U.S. SECURITIES AND EXCHANGE COMMISSION
Litigation Release No. 17665 / August 7, 2002
Accounting and Auditing Enforcement Release No. 1611 / August 7, 2002
SECURITIES AND EXCHANGE COMMISSION v. GARY STEPHEN JOINER, GRANT W. PECK, DEAN FREDRICK SESSIONS, and MARK ALLEN DISALVO, United States District Court for the Northern District of California, Civil Action No. CO-03808-TEH
SEC CHARGES FOUR BUSINESSMEN WITH ILLEGAL STOCK SALES
The United States Securities and Exchange Commission ("Commission") announced today that it has filed civil charges against three Colorado residents and a California businessman stemming from their role in a San Francisco Bay Area stock scam.
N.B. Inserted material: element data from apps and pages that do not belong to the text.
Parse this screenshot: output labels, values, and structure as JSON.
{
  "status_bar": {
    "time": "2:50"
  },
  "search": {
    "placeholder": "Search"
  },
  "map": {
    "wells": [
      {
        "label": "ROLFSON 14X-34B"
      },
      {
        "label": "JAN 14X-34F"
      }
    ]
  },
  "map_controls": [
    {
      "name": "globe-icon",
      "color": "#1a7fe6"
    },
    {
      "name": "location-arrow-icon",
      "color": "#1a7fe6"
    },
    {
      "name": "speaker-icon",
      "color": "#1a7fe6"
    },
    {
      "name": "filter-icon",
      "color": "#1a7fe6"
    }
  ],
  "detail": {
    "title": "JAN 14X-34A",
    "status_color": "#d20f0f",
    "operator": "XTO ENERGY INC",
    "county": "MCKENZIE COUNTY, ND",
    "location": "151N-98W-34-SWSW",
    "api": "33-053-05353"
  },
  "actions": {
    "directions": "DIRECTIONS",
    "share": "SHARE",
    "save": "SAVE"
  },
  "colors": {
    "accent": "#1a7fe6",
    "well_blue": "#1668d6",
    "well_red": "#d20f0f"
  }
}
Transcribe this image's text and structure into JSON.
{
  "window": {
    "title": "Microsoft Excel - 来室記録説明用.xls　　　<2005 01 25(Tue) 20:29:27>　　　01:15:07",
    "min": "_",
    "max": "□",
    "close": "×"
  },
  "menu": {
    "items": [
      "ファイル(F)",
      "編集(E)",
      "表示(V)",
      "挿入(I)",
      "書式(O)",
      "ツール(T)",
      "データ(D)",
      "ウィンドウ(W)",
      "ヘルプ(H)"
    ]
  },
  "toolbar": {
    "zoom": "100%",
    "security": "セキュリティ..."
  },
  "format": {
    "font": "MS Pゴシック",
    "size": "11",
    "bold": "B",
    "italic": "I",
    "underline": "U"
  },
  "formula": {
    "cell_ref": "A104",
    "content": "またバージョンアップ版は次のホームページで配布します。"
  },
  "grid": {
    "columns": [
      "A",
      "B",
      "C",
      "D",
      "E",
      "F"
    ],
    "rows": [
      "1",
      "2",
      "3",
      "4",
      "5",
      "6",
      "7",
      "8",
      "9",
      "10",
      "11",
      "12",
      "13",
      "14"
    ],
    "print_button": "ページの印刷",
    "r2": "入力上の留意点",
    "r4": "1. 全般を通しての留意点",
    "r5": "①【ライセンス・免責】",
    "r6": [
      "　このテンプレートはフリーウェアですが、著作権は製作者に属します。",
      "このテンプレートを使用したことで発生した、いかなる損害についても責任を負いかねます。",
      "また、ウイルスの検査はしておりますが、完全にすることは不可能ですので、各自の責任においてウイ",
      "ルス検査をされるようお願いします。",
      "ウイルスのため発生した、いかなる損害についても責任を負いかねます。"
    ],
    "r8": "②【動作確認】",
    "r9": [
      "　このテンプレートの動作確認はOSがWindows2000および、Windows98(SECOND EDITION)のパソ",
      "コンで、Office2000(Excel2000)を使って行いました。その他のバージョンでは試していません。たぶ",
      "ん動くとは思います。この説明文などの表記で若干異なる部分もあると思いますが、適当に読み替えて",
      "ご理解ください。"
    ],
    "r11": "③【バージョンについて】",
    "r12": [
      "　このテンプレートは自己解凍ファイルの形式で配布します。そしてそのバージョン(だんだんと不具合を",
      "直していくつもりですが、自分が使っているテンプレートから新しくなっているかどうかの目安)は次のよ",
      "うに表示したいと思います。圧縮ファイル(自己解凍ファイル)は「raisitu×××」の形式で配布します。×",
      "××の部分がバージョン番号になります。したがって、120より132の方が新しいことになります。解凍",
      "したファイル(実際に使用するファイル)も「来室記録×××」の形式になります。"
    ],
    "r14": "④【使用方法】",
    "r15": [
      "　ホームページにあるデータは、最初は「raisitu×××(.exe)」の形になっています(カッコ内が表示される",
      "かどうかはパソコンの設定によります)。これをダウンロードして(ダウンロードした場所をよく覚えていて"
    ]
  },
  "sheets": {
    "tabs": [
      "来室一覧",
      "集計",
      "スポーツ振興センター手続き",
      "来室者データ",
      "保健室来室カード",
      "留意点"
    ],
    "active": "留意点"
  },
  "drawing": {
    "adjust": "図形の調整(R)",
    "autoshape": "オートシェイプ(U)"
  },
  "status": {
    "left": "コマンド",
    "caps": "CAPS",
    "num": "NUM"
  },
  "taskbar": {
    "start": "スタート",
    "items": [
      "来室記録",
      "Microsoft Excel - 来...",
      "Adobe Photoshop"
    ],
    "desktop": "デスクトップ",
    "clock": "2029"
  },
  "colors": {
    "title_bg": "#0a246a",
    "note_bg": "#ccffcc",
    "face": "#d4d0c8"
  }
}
The Commission alleges that the four defendants participated in a scheme to sell stock to the public without registering with the Commission, thus allowing the defendants and other corporate insiders to sell millions of shares of stock into the public market without disclosing their control over the companies. The defendants, without admitting or denying the allegations in the Commission's complaint, consented to the entry of permanent injunctions against them and agreed to pay $271,000 in disgorgement, prejudgment interest and civil penalties.
Named in the Commission's complaint are Gary Stephen Joiner of Boulder, Colorado; Grant W. Peck of Boulder, Colorado; Mark Allen DiSalvo of Shell Beach, California; and Dean Fredrick Sessions of Broomfield, Colorado.
According to the Commission's complaint, the defendants were in the business of creating shell companies -- also known as blank check companies -- with no operations and no existence aside from publicly traded stock that the defendants controlled. The defendants created the shell companies for the purpose of merging them with privately held companies in a process known as a reverse merger. Through the reverse mergers, the privately held companies became publicly traded without registering with the Commission. While such mergers are not illegal, stock held by insiders or affiliates after the merger generally cannot be resold absent registration. Despite this, following each reverse merger, the defendants personally sold hundreds of thousands of shares of stock to the public in unregistered transactions. They also sold several million shares to persons affiliated with the private companies, who then resold the stock to the public in unregistered transactions. Investors bought stock in the newly merged companies, unaware that the vast majority of the stock was being sold by the defendants or other corporate insiders to whom the defendants had transferred their stock.
The complaint alleges that the defendants' scheme resulted in the creation of two publicly traded companies - M & A West, Inc. ("MAWI"), a purported Internet incubator based in San Bruno, California; and Workfire.com, a related Internet business. In September 2001, the Commission charged MAWI and various related individuals with fraud, alleging that the company was a sham and that its supposed revenue from operations in fact derived primarily from illegal stock sales by corporate insiders. The Office of the United States Attorney indicted Frank Thomas Eck, III and Zahra R. Gilak on 82 counts, including securities fraud and money laundering, based on their roles in the scheme.
In the present action, filed in U.S. District Court for the Northern District of California, the Commission charges the defendants with violating the registration provisions of the federal securities laws, Sections 5(a) and 5(c) of the Securities Act of 1933. Simultaneous with the filing of the complaint, each of the defendants agreed to be enjoined from future violations, and also to pay disgorgement, prejudgment interest and civil penalties, as follows: Joiner, $78,000; Peck, $76,000; DiSalvo, $67,000; and Sessions, $50,000.